Illustration by John Martin of the creation of the sun, moon, and stars

The trio “In fairest raiment” [chor18/orch19] has fluid 16th-note passages to “paint” brooks and springs, rapid high-pitched turns and scales to show the flight of birds, and, in the lowest instruments, turns followed by upward-leaping octaves to depict breaching whales.

Movement 21 contains musical portraits of eight different animals:
1. [In measures 9-12] the lion roars in trills played by low instruments.
2. [In mm13-17] a series of rapidly ascending scales depict the “lightning leap of a tiger.”
3. [In mm19-26] a bouncing Presto passage in 6/8 introduces the stag.
4. [In mm28-34] a galloping rhythm portrays “the noble steed.”
5-6. [Mm 40-50] are a pastorale for flute and bassoon, setting a peaceful scene for grazing cattle and sheep. (At the fermata in m53, some soloists have felt entitled to make this line “bleat” a little.)
7. Tremolando strings [in mm54-57] sound like “a host of insects.”
8. Slithering, chromatic cello lines in [mm58-64] mimic the movement of a worm.

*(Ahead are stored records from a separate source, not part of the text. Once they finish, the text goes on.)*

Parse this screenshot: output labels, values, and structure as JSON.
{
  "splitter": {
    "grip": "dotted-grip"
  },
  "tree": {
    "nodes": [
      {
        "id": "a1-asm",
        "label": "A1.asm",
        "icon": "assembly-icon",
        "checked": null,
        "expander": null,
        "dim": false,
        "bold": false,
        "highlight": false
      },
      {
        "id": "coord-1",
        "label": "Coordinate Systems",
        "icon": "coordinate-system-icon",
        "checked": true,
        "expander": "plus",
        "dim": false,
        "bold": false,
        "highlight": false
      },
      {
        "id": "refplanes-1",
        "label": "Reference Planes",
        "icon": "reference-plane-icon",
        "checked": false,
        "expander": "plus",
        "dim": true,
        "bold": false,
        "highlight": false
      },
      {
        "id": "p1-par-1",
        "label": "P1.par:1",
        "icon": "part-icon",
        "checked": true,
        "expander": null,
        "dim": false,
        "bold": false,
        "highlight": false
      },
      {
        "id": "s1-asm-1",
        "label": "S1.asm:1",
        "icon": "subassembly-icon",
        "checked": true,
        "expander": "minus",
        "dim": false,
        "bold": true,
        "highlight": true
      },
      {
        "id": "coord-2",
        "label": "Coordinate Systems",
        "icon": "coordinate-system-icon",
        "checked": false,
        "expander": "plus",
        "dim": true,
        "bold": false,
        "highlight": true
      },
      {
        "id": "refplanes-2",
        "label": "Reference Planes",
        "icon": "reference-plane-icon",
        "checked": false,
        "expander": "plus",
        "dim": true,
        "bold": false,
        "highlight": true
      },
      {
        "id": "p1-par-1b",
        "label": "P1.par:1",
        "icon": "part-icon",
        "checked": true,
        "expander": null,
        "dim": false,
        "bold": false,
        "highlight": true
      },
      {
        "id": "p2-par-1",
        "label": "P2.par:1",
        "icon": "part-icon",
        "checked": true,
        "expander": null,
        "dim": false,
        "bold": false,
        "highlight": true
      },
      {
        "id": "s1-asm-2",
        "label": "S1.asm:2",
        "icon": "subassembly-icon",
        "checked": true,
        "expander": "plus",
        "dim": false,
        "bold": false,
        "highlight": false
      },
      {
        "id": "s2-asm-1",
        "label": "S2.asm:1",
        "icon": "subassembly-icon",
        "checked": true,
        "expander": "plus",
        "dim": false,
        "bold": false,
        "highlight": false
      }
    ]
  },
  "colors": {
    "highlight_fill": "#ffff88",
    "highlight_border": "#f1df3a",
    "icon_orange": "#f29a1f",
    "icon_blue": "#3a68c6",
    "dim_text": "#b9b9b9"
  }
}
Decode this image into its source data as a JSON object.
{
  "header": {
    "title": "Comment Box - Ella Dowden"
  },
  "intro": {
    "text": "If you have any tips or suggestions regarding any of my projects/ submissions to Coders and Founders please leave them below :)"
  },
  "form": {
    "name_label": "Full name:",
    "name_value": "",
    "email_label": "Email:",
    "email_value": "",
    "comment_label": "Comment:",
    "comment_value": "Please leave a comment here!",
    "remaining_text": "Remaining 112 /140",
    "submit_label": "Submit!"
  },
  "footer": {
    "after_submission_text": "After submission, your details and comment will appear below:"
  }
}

This kind of rather literal-minded musical imitation went out of vogue in the Romantic era, when it began to seem hopelessly old-fashioned and naive. In 1859, fifty years after the premiere, Hector Berlioz wrote scathingly of his “profound antipathy” to The Creation:
Its lowing oxen, its buzzing insects, its light in C which dazzles one like a Carcel lamp [a particularly brilliant type of oil lamp]... — they make me want to murder somebody….  I wouldn’t give an apple for the privilege of meeting Eve in the woods; I am sure she is stupid enough to bring shame to the good God, and is just what her husband deserves…

Note that this vitriol came from a composer who was, in his turn, a half-century later deemed “incapable throughout his life of writing a line of music without a text or a programme.” And that critic was Paul Dukas, famed for The Sorcerer’s Apprentice, a work so thoroughly programmatic that one hardly needs images of Mickey Mouse to follow the story in the music. What goes around….

A performance of The Creation in 1808, honoring Haydn the year before he died. He is seated in center foreground, wearing a black hat. Note the small performing forces.

Composer’s summing-up  Fortunately Haydn was long gone by the time musical fashion moved on. He was proud of the work he presciently considered a masterpiece that would endure and simultaneously humble about his gifts. In response to a fan letter admiring The Creation, he wrote: “A secret voice whispered to me: ‘There are in this world so few happy and contented people, sorrow and grief follow them everywhere; perhaps your labour will become a source in which the man bowed down by care, or burdened with business matters, will for a while find peace and rest.’”

His labour’s not been lost.